Items from an interface collection
# # # # #

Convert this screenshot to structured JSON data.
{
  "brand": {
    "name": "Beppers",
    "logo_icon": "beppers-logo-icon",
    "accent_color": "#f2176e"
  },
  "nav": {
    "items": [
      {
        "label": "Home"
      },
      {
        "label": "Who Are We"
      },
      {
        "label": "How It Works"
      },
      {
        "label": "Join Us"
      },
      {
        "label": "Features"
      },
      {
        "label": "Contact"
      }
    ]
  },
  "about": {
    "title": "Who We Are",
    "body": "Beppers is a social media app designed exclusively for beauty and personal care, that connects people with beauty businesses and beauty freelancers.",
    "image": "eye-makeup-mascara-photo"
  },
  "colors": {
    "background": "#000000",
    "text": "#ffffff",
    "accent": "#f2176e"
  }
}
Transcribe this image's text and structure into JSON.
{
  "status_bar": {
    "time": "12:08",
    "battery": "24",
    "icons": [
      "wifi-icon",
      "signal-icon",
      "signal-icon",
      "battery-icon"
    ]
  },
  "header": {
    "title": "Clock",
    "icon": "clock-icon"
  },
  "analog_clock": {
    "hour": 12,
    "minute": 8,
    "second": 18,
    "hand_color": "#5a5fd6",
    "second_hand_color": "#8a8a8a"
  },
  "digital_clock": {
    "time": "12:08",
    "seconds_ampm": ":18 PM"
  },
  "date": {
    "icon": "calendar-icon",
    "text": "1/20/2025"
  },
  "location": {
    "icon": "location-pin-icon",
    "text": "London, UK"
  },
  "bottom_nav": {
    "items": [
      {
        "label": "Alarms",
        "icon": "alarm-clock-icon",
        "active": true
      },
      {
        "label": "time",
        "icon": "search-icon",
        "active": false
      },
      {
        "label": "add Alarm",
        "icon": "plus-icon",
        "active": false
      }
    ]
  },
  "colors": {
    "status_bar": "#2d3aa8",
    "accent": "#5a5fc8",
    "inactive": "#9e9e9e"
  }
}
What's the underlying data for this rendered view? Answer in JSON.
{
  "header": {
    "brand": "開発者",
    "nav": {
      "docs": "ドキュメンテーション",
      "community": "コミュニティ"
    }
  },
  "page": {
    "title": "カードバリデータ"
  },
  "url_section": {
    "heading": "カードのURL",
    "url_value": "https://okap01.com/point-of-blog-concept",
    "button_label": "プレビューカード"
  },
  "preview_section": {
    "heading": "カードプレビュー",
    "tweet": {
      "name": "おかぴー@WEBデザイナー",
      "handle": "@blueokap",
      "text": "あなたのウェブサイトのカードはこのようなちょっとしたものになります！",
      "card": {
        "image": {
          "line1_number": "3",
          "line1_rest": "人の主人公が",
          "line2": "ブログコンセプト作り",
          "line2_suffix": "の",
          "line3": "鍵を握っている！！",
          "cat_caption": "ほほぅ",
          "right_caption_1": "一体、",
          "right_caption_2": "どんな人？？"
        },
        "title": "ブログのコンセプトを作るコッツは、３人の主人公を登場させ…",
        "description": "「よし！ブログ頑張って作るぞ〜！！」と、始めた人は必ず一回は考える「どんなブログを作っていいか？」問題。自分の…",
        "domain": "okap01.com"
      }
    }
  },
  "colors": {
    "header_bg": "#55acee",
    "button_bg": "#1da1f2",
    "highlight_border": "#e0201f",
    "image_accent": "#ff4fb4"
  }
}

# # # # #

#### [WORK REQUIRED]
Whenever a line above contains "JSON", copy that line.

#### [EXPECTED ANSWER]
Convert this screenshot to structured JSON data.
Transcribe this image's text and structure into JSON.
What's the underlying data for this rendered view? Answer in JSON.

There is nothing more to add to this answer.